for f in *.bam; do
  echo `date` $f;
  # get genomic intervals covered by n reads
  bedtools genomecov -split -ibam $f -g $ref.fa.fai -dz | awk -F'\t' 'BEGIN {OFS = FS} {if ($3>='$n') {print $1,$2,$2+1}}' | bedtools merge > $f.${n}reads.bed;
  # report bp covered by n reads
  awk '{sum+=$3-$2} END {print sum}' $f.${n}reads.bed
done; date

Visualisation of repeats alongside NGS data

In one of the previous projects we were interested to look for association between deletions and repeats. At that time, I’ve written small program, repeats2sam.py, identifying perfect direct and inverted repeats in chromosomes. repeats2sam.py uses repeat-match from great MUMmer package and reports SAM-formatted repeats. This can be then easily converted to BAM. It takes several minutes for small genomes (20Mb) and several hours for large genomes (~8 hours for 1.5Gb).

# identify direct & inverted repeats
repeats2sam.py -v --inverted -i $ref.fa | samtools view -SbuT $ref.fa - | samtools sort - $ref.repeats
samtools index $ref.repeats.bam

Repeats are stored as paired-end reads, so they can be easily visualised alongside any NGS data in IGV:

  • direct & inverted repeats
  • inverted repeats + RNAseq
  • inverted repeats + RNAseq zommed in

If you are interested in DNA direct repeats, either skip –inverted parameter, or select only direct repeats from your BAM file.

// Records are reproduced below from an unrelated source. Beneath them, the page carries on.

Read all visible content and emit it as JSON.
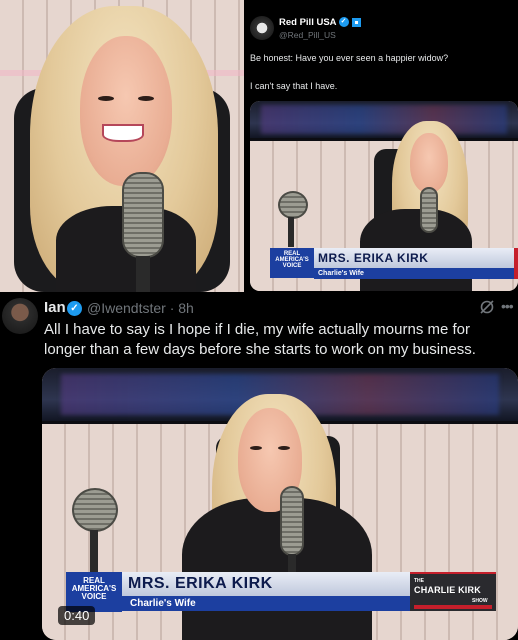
{
  "panel_top_left": {
    "description_icon": "person-laughing-at-microphone"
  },
  "tweet_top": {
    "author_name": "Red Pill USA",
    "author_handle": "@Red_Pill_US",
    "verified_mark": "✓",
    "line1": "Be honest: Have you ever seen a happier widow?",
    "line2": "I can't say that I have.",
    "lower_third": {
      "logo_line1": "REAL",
      "logo_line2": "AMERICA'S",
      "logo_line3": "VOICE",
      "name": "MRS. ERIKA KIRK",
      "subtitle": "Charlie's Wife"
    }
  },
  "tweet_main": {
    "author_name": "Ian",
    "author_handle": "@Iwendtster · 8h",
    "verified_mark": "✓",
    "more_label": "•••",
    "text": "All I have to say is I hope if I die, my wife actually mourns me for longer than a few days before she starts to work on my business.",
    "video": {
      "duration": "0:40",
      "lower_third": {
        "logo_line1": "REAL",
        "logo_line2": "AMERICA'S",
        "logo_line3": "VOICE",
        "name": "MRS. ERIKA KIRK",
        "subtitle": "Charlie's Wife",
        "show_the": "THE",
        "show_name": "CHARLIE KIRK",
        "show_suffix": "SHOW"
      }
    }
  },
  "colors": {
    "background": "#000000",
    "text_primary": "#e7e9ea",
    "text_secondary": "#71767b",
    "verified_blue": "#1d9bf0",
    "ticker_blue": "#1c3fa0",
    "ticker_red": "#c51f2b"
  }
}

In addition, you may want to select only repeats fulfilling certain length and distance criteria.

# select only inverted repeats; at least 21bp long and distant by less than 5000bp
i=21; samtools view $ref.repeats.inverted.bam | awk '$8<5000 && length($10)>='$i | samtools view -SbuT $ref.fa - | samtools sort - $ref.repeats.inverted.${i}bp && samtools index $ref.repeats.inverted.${i}bp.bam
# select only direct repeats; at least 21bp long and distant by less than 5000bp
i=21; samtools view $ref.repeats.direct.bam | awk '$8<5000 && length($10)>='$i | samtools view -SbuT $ref.fa - | samtools sort - $ref.repeats.direct.${i}bp && samtools index $ref.repeats.direct.${i}bp.bam

All above mentioned programs can be found in github.